Accession Number:

ADA456813

Title:

Verification and Planning for Stochastic Processes with Asynchronous Events

Descriptive Note:

Doctoral thesis

Corporate Author:

CARNEGIE-MELLON UNIV PITTSBURGH PA SCHOOL OF COMPUTER SCIENCE

Personal Author(s):

Report Date:

2005-01-01

Pagination or Media Count:

223.0

Abstract:

Asynchronous stochastic systems are abundant in the real world. Examples include queuing systems, telephone exchanges, and computer networks. Yet, little attention has been given to such systems in the model checking and planning literature, at least not without making limiting and often unrealistic assumptions regarding the dynamics of the systems. The most common assumption is that of history-independence the Markov assumption. In this thesis, the author considers the problems of verification and planning for stochastic processes with asynchronous events, without relying on the Markov assumption. He establishes the foundation for statistical probabilistic model checking, an approach to probabilistic model checking based on hypothesis testing and simulation. He demonstrates that this approach is competitive with state-of-the-art numerical solution methods for probabilistic model checking. While the verification result can be guaranteed only with some probability of error, he can set this error bound arbitrarily low at the cost of efficiency. His contribution in planning consists of a formalism, the generalized semi-Markov decision process GSMDP, for planning with asynchronous stochastic events. He considers both goal-directed and decision theoretic planning. In the former case, he relies on statistical model checking to verify plans, and uses the simulation traces to guide plan repair. In the latter case, he presents the use of phase-type distributions to approximate a GSMDP with a continuous-time MDP, which can then be solved using existing techniques. He demonstrates that the introduction of phases permits him to take history into account when making action choices, and this can result in policies of higher quality than he would get if he ignored history dependence.

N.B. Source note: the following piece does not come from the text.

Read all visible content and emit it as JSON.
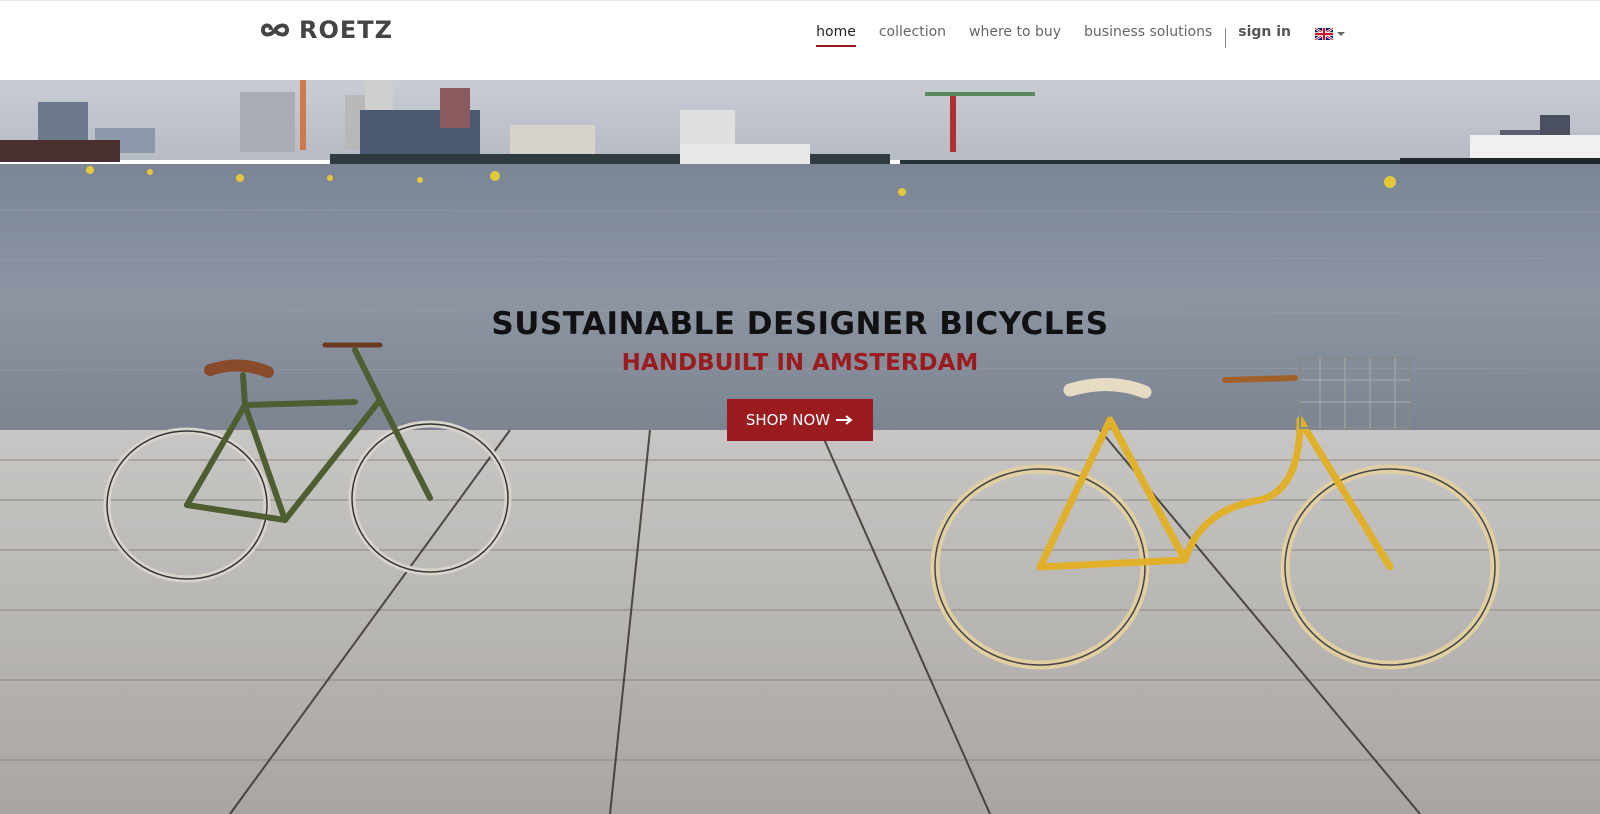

Subject Categories:

  • Statistics and Probability
  • Computer Programming and Software
  • Cybernetics

Distribution Statement:

APPROVED FOR PUBLIC RELEASE